The other available option to avoid these complications especially in a young patient population is replacement of the radial head with prosthesis.
Prosthetic replacement has the advantages of giving more normal articular relationships, pain relief, intrinsic stability, and elimination of proximal migration of the radial shaft. The radial head prosthesis can also provide proper tension for collateral ligament repair performed for concomitant lateral instability after elbow dislocation. Study by King3 and colleagues have shown that the kinematics and laxity of stable elbows after radial head arthroplasty are similar to those of elbows with native radial head. However, radial head arthroplasty alone may be insufficient for the treatment of complex fractures that are associated with damage to the collateral ligaments as arthroplasty alone does not restore stability to elbows with ligament injuries. Thus concomitant repair of ligaments and muscular origins should be considered at the time of surgery.

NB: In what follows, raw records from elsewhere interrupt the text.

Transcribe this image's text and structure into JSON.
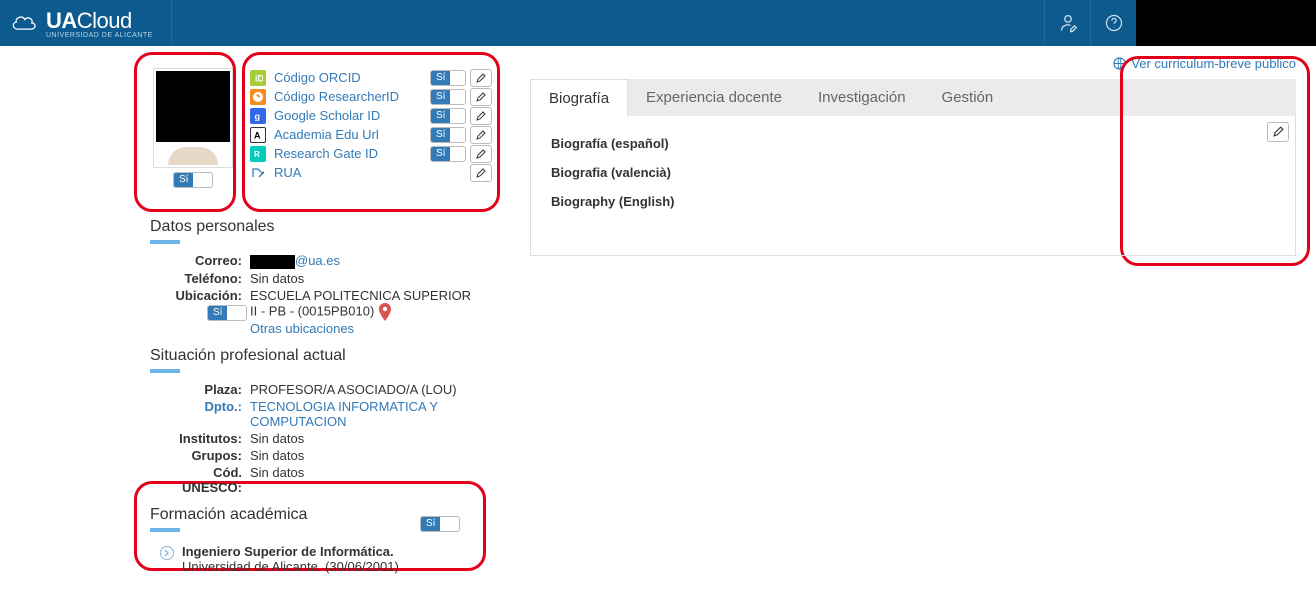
{
  "header": {
    "app_name_bold": "UA",
    "app_name_light": "Cloud",
    "subtitle": "UNIVERSIDAD DE ALICANTE"
  },
  "ids": [
    {
      "key": "orcid",
      "label": "Código ORCID",
      "has_toggle": true
    },
    {
      "key": "researcher",
      "label": "Código ResearcherID",
      "has_toggle": true
    },
    {
      "key": "scholar",
      "label": "Google Scholar ID",
      "has_toggle": true
    },
    {
      "key": "academia",
      "label": "Academia Edu Url",
      "has_toggle": true
    },
    {
      "key": "rgate",
      "label": "Research Gate ID",
      "has_toggle": true
    },
    {
      "key": "rua",
      "label": "RUA",
      "has_toggle": false
    }
  ],
  "toggle_yes": "Sí",
  "sections": {
    "datos": "Datos personales",
    "situacion": "Situación profesional actual",
    "formacion": "Formación académica"
  },
  "datos": {
    "correo_label": "Correo:",
    "correo_suffix": "@ua.es",
    "telefono_label": "Teléfono:",
    "telefono_val": "Sin datos",
    "ubicacion_label": "Ubicación:",
    "ubicacion_val": "ESCUELA POLITECNICA SUPERIOR II - PB - (0015PB010)",
    "otras": "Otras ubicaciones"
  },
  "situacion": {
    "plaza_label": "Plaza:",
    "plaza_val": "PROFESOR/A ASOCIADO/A (LOU)",
    "dpto_label": "Dpto.:",
    "dpto_val": "TECNOLOGIA INFORMATICA Y COMPUTACION",
    "inst_label": "Institutos:",
    "inst_val": "Sin datos",
    "grupos_label": "Grupos:",
    "grupos_val": "Sin datos",
    "unesco_label": "Cód. UNESCO:",
    "unesco_val": "Sin datos"
  },
  "formacion": {
    "title": "Ingeniero Superior de Informática.",
    "subtitle": "Universidad de Alicante. (30/06/2001)"
  },
  "right": {
    "ver_cv": "Ver curriculum-breve público",
    "tabs": [
      "Biografía",
      "Experiencia docente",
      "Investigación",
      "Gestión"
    ],
    "bio_lines": [
      "Biografía (español)",
      "Biografia (valencià)",
      "Biography (English)"
    ]
  }
}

In the early design, radial head was made of silicone. Studies by Carn6 suggested that the silicone rubber prosthesis was too flexible and thus unable to transmit the normal physiological force from the proximal end of radius to the capitellum. Secondly, fracture from the silicone prosthesis cause particulate synovitis which lead to local pain and further implant loosening. Thus, the current standard is to use metallic implants which are mechanically more stable, more durable and do not produce inflammatory changes in the elbow.
During the radial head replacement, the head is usually resected at the metaphyseal flare. Annular ligament articulation is maintained by preserving as much of the radial neck as possible. The size of the radial head prosthesis must match the size of the native radial head, as a smaller implant may not have optimal stability and a larger one may impinge the elbow movement.

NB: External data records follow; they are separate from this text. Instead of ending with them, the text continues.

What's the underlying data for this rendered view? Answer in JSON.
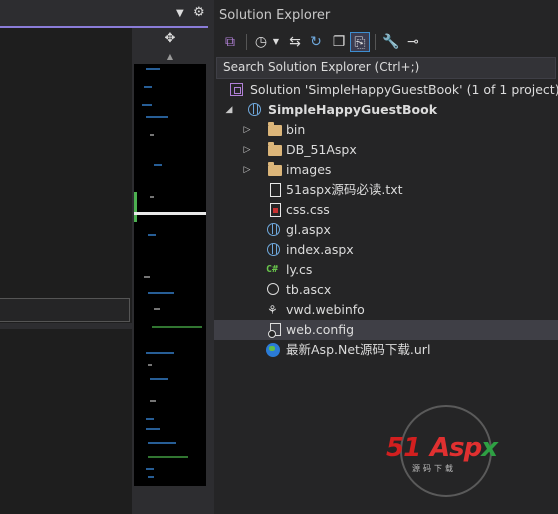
{
  "editor": {
    "dropdown_icon": "chevron-down-icon",
    "settings_icon": "gear-icon",
    "split_icon": "split-handle-icon"
  },
  "solution_explorer": {
    "title": "Solution Explorer",
    "search_placeholder": "Search Solution Explorer (Ctrl+;)",
    "toolbar": [
      "vs-switch-view-icon",
      "history-icon",
      "chevron-down-icon",
      "sync-icon",
      "refresh-icon",
      "collapse-all-icon",
      "show-all-files-icon",
      "properties-wrench-icon",
      "preview-icon"
    ],
    "tree": [
      {
        "label": "Solution 'SimpleHappyGuestBook' (1 of 1 project)",
        "icon": "solution-icon",
        "level": 0,
        "arrow": ""
      },
      {
        "label": "SimpleHappyGuestBook",
        "icon": "website-globe-icon",
        "level": 0,
        "arrow": "expanded",
        "bold": true
      },
      {
        "label": "bin",
        "icon": "folder-icon",
        "level": 1,
        "arrow": "collapsed"
      },
      {
        "label": "DB_51Aspx",
        "icon": "folder-icon",
        "level": 1,
        "arrow": "collapsed"
      },
      {
        "label": "images",
        "icon": "folder-icon",
        "level": 1,
        "arrow": "collapsed"
      },
      {
        "label": "51aspx源码必读.txt",
        "icon": "text-file-icon",
        "level": 1,
        "arrow": ""
      },
      {
        "label": "css.css",
        "icon": "css-file-icon",
        "level": 1,
        "arrow": ""
      },
      {
        "label": "gl.aspx",
        "icon": "aspx-file-icon",
        "level": 1,
        "arrow": ""
      },
      {
        "label": "index.aspx",
        "icon": "aspx-file-icon",
        "level": 1,
        "arrow": ""
      },
      {
        "label": "ly.cs",
        "icon": "csharp-file-icon",
        "level": 1,
        "arrow": ""
      },
      {
        "label": "tb.ascx",
        "icon": "user-control-icon",
        "level": 1,
        "arrow": ""
      },
      {
        "label": "vwd.webinfo",
        "icon": "webinfo-file-icon",
        "level": 1,
        "arrow": ""
      },
      {
        "label": "web.config",
        "icon": "config-file-icon",
        "level": 1,
        "arrow": "",
        "selected": true
      },
      {
        "label": "最新Asp.Net源码下载.url",
        "icon": "internet-shortcut-icon",
        "level": 1,
        "arrow": ""
      }
    ]
  },
  "watermark": {
    "brand_a": "51",
    "brand_b": "Asp",
    "brand_c": "x",
    "tagline": "源码下载"
  },
  "colors": {
    "accent": "#8a7cd8",
    "background": "#252526",
    "selection": "#3f3f46",
    "folder": "#dcb67a"
  }
}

In general, results are better with radial head replacement and early motion is possible because of the improved stability. Early motion in this group enhanced the functional result and range of motion of the elbow. Ashwood5 and colleagues have shown good results of treatment of Mason type III radial head fractures with monoblock titanium radial head prosthesis with soft tissue reconstruction. Again they are stressing on early mobilization of the elbow for the restoration of elbow range of motion and function.
In the elderly patient, low energy injury or lack of associated soft tissue disruption, resection of the radial head alone is an acceptable approach and in most instances is not associated with long term sequelae. This has been shown by Janssen and Vegter1, where more than half of the patients had radiographic evidence of proximal migration of radius from 1 to 3mm after radial head excision, but only a few had any or mild wrist symptoms.
This case illustrates that excision of the radial head is an acceptable option and often leads to a good or fair result if used in the right situation. It also stressed the importance of assessing other associated soft tissue injuries with radial head fracture as it will affect the choice of treatment for individual patient and the long term outcome. Although Modified Mason classification does not include associated soft tissue injuries, it is still useful to guide the surgeon for the most appropriate treatment for each type of fracture.